Entries from a dataset of interfaces
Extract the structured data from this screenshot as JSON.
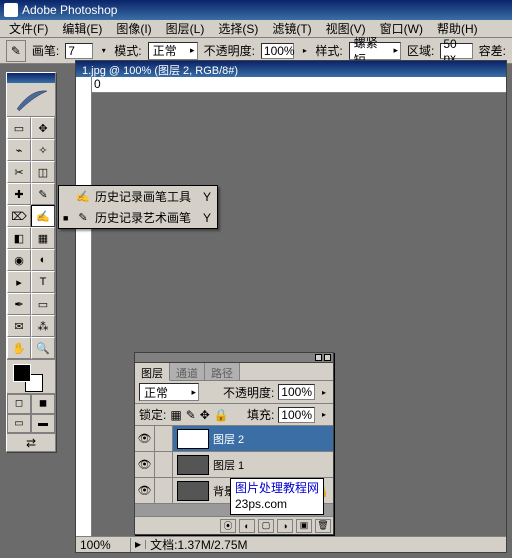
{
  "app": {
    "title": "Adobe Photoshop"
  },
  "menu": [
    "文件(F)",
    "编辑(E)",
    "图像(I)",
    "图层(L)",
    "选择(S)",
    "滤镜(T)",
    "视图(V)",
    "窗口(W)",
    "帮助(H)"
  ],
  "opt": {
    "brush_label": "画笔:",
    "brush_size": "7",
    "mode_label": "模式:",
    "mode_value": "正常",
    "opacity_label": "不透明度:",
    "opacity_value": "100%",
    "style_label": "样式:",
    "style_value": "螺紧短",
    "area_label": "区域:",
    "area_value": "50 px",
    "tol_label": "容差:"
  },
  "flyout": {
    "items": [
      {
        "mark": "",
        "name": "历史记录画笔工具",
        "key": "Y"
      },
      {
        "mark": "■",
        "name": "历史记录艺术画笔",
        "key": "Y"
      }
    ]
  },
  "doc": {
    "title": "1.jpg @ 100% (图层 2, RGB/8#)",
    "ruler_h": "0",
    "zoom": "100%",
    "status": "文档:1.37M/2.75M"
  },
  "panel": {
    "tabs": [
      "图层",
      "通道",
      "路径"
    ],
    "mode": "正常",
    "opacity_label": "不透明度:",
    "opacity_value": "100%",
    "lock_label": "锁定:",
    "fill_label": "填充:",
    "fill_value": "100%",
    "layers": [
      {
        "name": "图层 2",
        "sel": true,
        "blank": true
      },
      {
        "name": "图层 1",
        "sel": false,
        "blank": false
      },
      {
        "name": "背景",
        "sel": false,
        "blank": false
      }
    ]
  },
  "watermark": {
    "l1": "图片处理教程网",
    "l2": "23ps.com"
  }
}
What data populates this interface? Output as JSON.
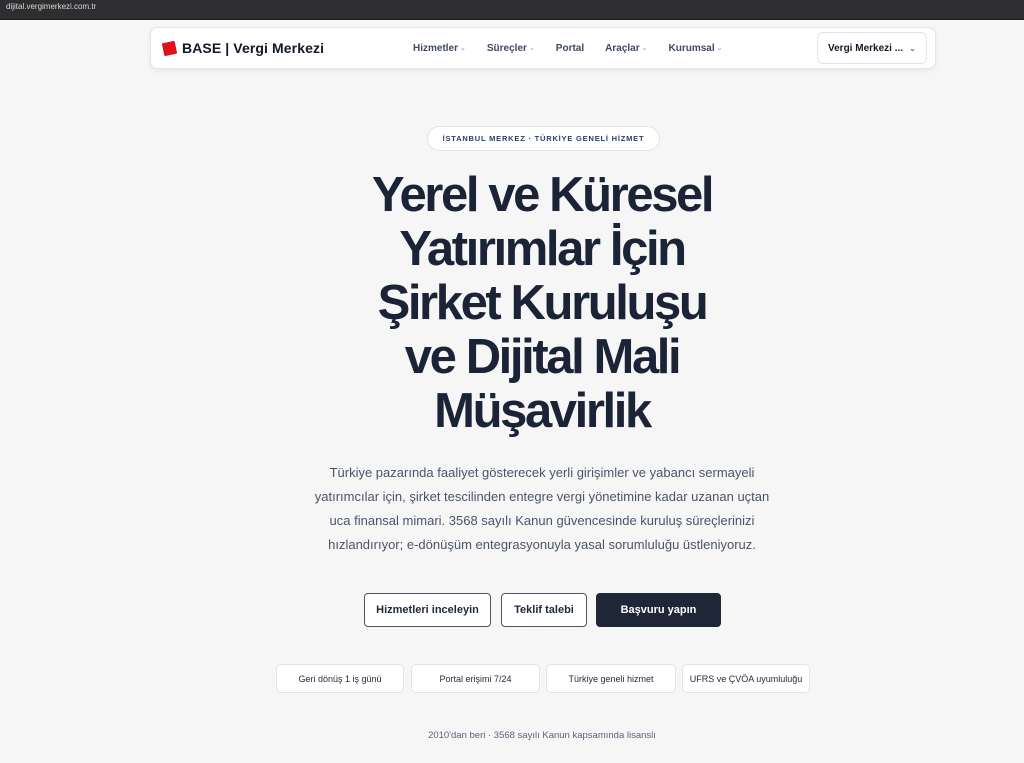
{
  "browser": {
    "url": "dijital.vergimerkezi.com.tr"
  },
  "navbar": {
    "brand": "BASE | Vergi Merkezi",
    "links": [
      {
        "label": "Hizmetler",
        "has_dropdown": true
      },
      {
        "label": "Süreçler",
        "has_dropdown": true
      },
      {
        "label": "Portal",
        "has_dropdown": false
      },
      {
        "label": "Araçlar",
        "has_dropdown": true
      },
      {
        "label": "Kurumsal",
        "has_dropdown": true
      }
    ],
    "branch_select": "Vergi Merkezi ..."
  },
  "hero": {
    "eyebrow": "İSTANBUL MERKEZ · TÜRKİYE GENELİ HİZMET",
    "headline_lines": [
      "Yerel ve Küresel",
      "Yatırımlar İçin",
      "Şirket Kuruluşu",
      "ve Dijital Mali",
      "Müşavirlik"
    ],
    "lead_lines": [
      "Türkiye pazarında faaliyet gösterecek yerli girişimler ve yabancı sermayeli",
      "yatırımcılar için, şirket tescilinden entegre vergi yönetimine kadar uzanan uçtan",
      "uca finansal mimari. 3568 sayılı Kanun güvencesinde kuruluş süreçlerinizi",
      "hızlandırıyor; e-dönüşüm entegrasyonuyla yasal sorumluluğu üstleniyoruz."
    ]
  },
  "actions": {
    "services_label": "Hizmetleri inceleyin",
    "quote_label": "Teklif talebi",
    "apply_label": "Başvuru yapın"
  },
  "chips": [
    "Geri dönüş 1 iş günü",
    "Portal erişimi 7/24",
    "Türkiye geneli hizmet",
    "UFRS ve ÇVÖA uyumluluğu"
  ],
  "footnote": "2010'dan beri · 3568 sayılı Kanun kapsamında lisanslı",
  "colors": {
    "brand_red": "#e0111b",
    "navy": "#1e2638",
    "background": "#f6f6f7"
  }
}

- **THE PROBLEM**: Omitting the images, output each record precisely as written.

- **RESPONSE FOR THIS EXERCISE**:
Extract the structured data from this screenshot as JSON.
{
  "app": {
    "title": "Adobe Photoshop"
  },
  "menu": [
    "文件(F)",
    "编辑(E)",
    "图像(I)",
    "图层(L)",
    "选择(S)",
    "滤镜(T)",
    "视图(V)",
    "窗口(W)",
    "帮助(H)"
  ],
  "opt": {
    "brush_label": "画笔:",
    "brush_size": "7",
    "mode_label": "模式:",
    "mode_value": "正常",
    "opacity_label": "不透明度:",
    "opacity_value": "100%",
    "style_label": "样式:",
    "style_value": "螺紧短",
    "area_label": "区域:",
    "area_value": "50 px",
    "tol_label": "容差:"
  },
  "flyout": {
    "items": [
      {
        "mark": "",
        "name": "历史记录画笔工具",
        "key": "Y"
      },
      {
        "mark": "■",
        "name": "历史记录艺术画笔",
        "key": "Y"
      }
    ]
  },
  "doc": {
    "title": "1.jpg @ 100% (图层 2, RGB/8#)",
    "ruler_h": "0",
    "zoom": "100%",
    "status": "文档:1.37M/2.75M"
  },
  "panel": {
    "tabs": [
      "图层",
      "通道",
      "路径"
    ],
    "mode": "正常",
    "opacity_label": "不透明度:",
    "opacity_value": "100%",
    "lock_label": "锁定:",
    "fill_label": "填充:",
    "fill_value": "100%",
    "layers": [
      {
        "name": "图层 2",
        "sel": true,
        "blank": true
      },
      {
        "name": "图层 1",
        "sel": false,
        "blank": false
      },
      {
        "name": "背景",
        "sel": false,
        "blank": false
      }
    ]
  },
  "watermark": {
    "l1": "图片处理教程网",
    "l2": "23ps.com"
  }
}
What data populates this interface? Output as JSON.
{
  "browser": {
    "url": "dijital.vergimerkezi.com.tr"
  },
  "navbar": {
    "brand": "BASE | Vergi Merkezi",
    "links": [
      {
        "label": "Hizmetler",
        "has_dropdown": true
      },
      {
        "label": "Süreçler",
        "has_dropdown": true
      },
      {
        "label": "Portal",
        "has_dropdown": false
      },
      {
        "label": "Araçlar",
        "has_dropdown": true
      },
      {
        "label": "Kurumsal",
        "has_dropdown": true
      }
    ],
    "branch_select": "Vergi Merkezi ..."
  },
  "hero": {
    "eyebrow": "İSTANBUL MERKEZ · TÜRKİYE GENELİ HİZMET",
    "headline_lines": [
      "Yerel ve Küresel",
      "Yatırımlar İçin",
      "Şirket Kuruluşu",
      "ve Dijital Mali",
      "Müşavirlik"
    ],
    "lead_lines": [
      "Türkiye pazarında faaliyet gösterecek yerli girişimler ve yabancı sermayeli",
      "yatırımcılar için, şirket tescilinden entegre vergi yönetimine kadar uzanan uçtan",
      "uca finansal mimari. 3568 sayılı Kanun güvencesinde kuruluş süreçlerinizi",
      "hızlandırıyor; e-dönüşüm entegrasyonuyla yasal sorumluluğu üstleniyoruz."
    ]
  },
  "actions": {
    "services_label": "Hizmetleri inceleyin",
    "quote_label": "Teklif talebi",
    "apply_label": "Başvuru yapın"
  },
  "chips": [
    "Geri dönüş 1 iş günü",
    "Portal erişimi 7/24",
    "Türkiye geneli hizmet",
    "UFRS ve ÇVÖA uyumluluğu"
  ],
  "footnote": "2010'dan beri · 3568 sayılı Kanun kapsamında lisanslı",
  "colors": {
    "brand_red": "#e0111b",
    "navy": "#1e2638",
    "background": "#f6f6f7"
  }
}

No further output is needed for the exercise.